Netflix is testing Fast Laughs, a stream of comedy clips hand-picked by Netflix, on its TV app. The feature lets you sift through a collection of funny short videos — each about 30 seconds or longer — from shows and movies on Netflix, with the goal of introducing you to new content or helping you decide on what to watch.
Once you’ve opted into the feature (and if you’re part of the test), you can access Fast Laughs by scrolling down on the Netflix homepage until you reach the Fast Laughs row. From there, you can click into the feature, where full-screen clips from Army of the Dead, Big Mouth, Jerry Seinfeld’s stand-up special, and more overtake your screen. You can use the arrows on either side of the clip to advance to the next clip or return to the previous one, and you’ll also get the option to add a title to your List, as well as jump right into the presented show or movie.
Unlike Netflix’s Play Something feature, which lets you shuffle through content suggestions tailored to your taste, Fast Laughs is curated entirely by Netflix staff — this means you won’t get that personalized touch, potentially making browsing a little boring. But at the same time, the algorithm-stripped Fast Laughs might expose you to different content than what Netflix’s deeply ingrained recommendation system already calls your attention to, which, at least for me, tends to get pretty stale.
Last year, Netflix rolled out Fast Laughs on its mobile app. As opposed to the TV version of the feature, Fast Laughs on mobile presents itself in a vertical, TikTok-like stream that you can seamlessly scroll through. It also provides options on the right side of each clip, letting you share it, add the show to your List, and react using a “LOL” button, making it (understandably so) more social than the TV version.

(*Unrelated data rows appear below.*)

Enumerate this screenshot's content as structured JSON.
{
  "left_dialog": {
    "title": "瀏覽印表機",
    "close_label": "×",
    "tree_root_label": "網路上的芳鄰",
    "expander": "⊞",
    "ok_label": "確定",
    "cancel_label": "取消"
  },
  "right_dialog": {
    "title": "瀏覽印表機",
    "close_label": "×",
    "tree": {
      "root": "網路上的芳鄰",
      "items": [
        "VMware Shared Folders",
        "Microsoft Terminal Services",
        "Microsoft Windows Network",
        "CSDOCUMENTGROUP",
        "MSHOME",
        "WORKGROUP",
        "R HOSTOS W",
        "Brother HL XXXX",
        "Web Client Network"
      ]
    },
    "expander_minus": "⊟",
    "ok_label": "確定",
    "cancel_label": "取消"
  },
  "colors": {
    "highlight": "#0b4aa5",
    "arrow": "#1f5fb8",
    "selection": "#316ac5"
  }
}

Netflix’s Fast Laugh feature is slowly rolling out to users in the US, Canada, UK, New Zealand, Australia, Ireland, and “other select English-speaking countries.” Only adult profiles have access to the feature, and you’ll have to bypass a content warning to start watching the stream. It remains unclear how many people are part of the Fast Laughs test for TVs, as well as when (or if) it will be rolled out to all users.